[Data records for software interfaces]
▬▬▬▬▬▬

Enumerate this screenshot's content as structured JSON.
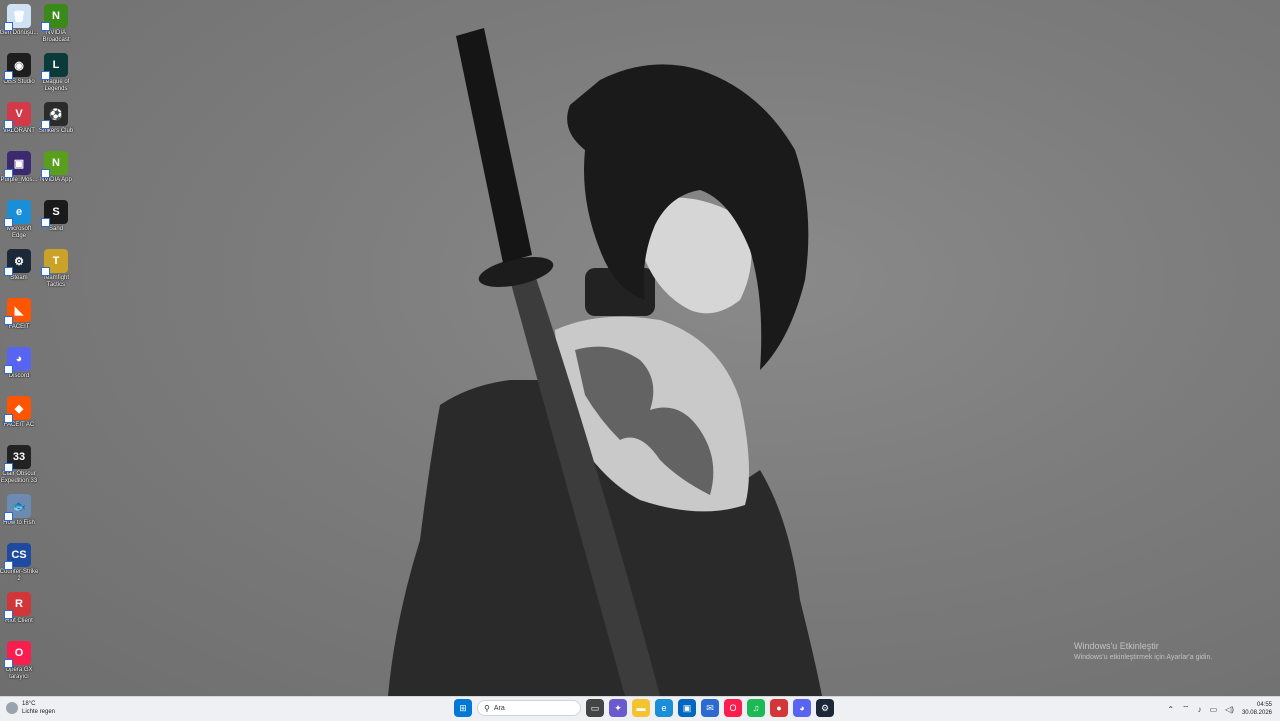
{
  "desktop_icons": [
    {
      "name": "recycle-bin",
      "label": "Geri Dönüşü...",
      "glyph": "🗑",
      "color": "#cfe2f3"
    },
    {
      "name": "nvidia-broadcast",
      "label": "NVIDIA Broadcast",
      "glyph": "N",
      "color": "#3a8a1a"
    },
    {
      "name": "obs-studio",
      "label": "OBS Studio",
      "glyph": "◉",
      "color": "#1e1e1e"
    },
    {
      "name": "league-of-legends",
      "label": "League of Legends",
      "glyph": "L",
      "color": "#0b3a3a"
    },
    {
      "name": "valorant",
      "label": "VALORANT",
      "glyph": "V",
      "color": "#d23a4a"
    },
    {
      "name": "strikers-club",
      "label": "Strikers Club",
      "glyph": "⚽",
      "color": "#2b2b2b"
    },
    {
      "name": "purple-mos",
      "label": "Purple_Mos...",
      "glyph": "▣",
      "color": "#3b2a6e"
    },
    {
      "name": "nvidia-app",
      "label": "NVIDIA App",
      "glyph": "N",
      "color": "#5a9e1e"
    },
    {
      "name": "microsoft-edge",
      "label": "Microsoft Edge",
      "glyph": "e",
      "color": "#1a8fd8"
    },
    {
      "name": "sand",
      "label": "Sand",
      "glyph": "S",
      "color": "#1a1a1a"
    },
    {
      "name": "steam",
      "label": "Steam",
      "glyph": "⚙",
      "color": "#1b2838"
    },
    {
      "name": "teamfight-tactics",
      "label": "Teamfight Tactics",
      "glyph": "T",
      "color": "#c9a227"
    },
    {
      "name": "faceit",
      "label": "FACEIT",
      "glyph": "◣",
      "color": "#ff5500"
    },
    {
      "name": "discord",
      "label": "Discord",
      "glyph": "◕",
      "color": "#5865f2"
    },
    {
      "name": "faceit-ac",
      "label": "FACEIT AC",
      "glyph": "◆",
      "color": "#ff5500"
    },
    {
      "name": "clair-obscur",
      "label": "Clair Obscur Expedition 33",
      "glyph": "33",
      "color": "#222"
    },
    {
      "name": "how-to-fish",
      "label": "How to Fish",
      "glyph": "🐟",
      "color": "#6b8bb0"
    },
    {
      "name": "counter-strike-2",
      "label": "Counter-Strike 2",
      "glyph": "CS",
      "color": "#1e4aa0"
    },
    {
      "name": "riot-client",
      "label": "Riot Client",
      "glyph": "R",
      "color": "#d13639"
    },
    {
      "name": "opera-gx",
      "label": "Opera GX tarayıcı",
      "glyph": "O",
      "color": "#fa1e4e"
    }
  ],
  "activation": {
    "title": "Windows'u Etkinleştir",
    "subtitle": "Windows'u etkinleştirmek için Ayarlar'a gidin."
  },
  "taskbar": {
    "weather_temp": "18°C",
    "weather_desc": "Lichte regen",
    "search_placeholder": "Ara",
    "pinned": [
      {
        "name": "start-button",
        "glyph": "⊞",
        "color": "#0078d4"
      },
      {
        "name": "task-view-button",
        "glyph": "▭",
        "color": "#444"
      },
      {
        "name": "copilot-button",
        "glyph": "✦",
        "color": "#6a5acd"
      },
      {
        "name": "file-explorer-button",
        "glyph": "▬",
        "color": "#f4c430"
      },
      {
        "name": "edge-taskbar-button",
        "glyph": "e",
        "color": "#1a8fd8"
      },
      {
        "name": "store-button",
        "glyph": "▣",
        "color": "#0067c0"
      },
      {
        "name": "mail-button",
        "glyph": "✉",
        "color": "#2a6ad1"
      },
      {
        "name": "opera-gx-taskbar-button",
        "glyph": "O",
        "color": "#fa1e4e"
      },
      {
        "name": "spotify-button",
        "glyph": "♫",
        "color": "#1db954"
      },
      {
        "name": "riot-taskbar-button",
        "glyph": "●",
        "color": "#d13639"
      },
      {
        "name": "discord-taskbar-button",
        "glyph": "◕",
        "color": "#5865f2"
      },
      {
        "name": "steam-taskbar-button",
        "glyph": "⚙",
        "color": "#1b2838"
      }
    ],
    "time": "04:55",
    "date": "30.08.2026"
  }
}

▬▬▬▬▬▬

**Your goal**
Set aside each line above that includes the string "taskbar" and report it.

**Exercise response**
  "taskbar": {
        "name": "edge-taskbar-button",
        "name": "opera-gx-taskbar-button",
        "name": "riot-taskbar-button",
        "name": "discord-taskbar-button",
        "name": "steam-taskbar-button",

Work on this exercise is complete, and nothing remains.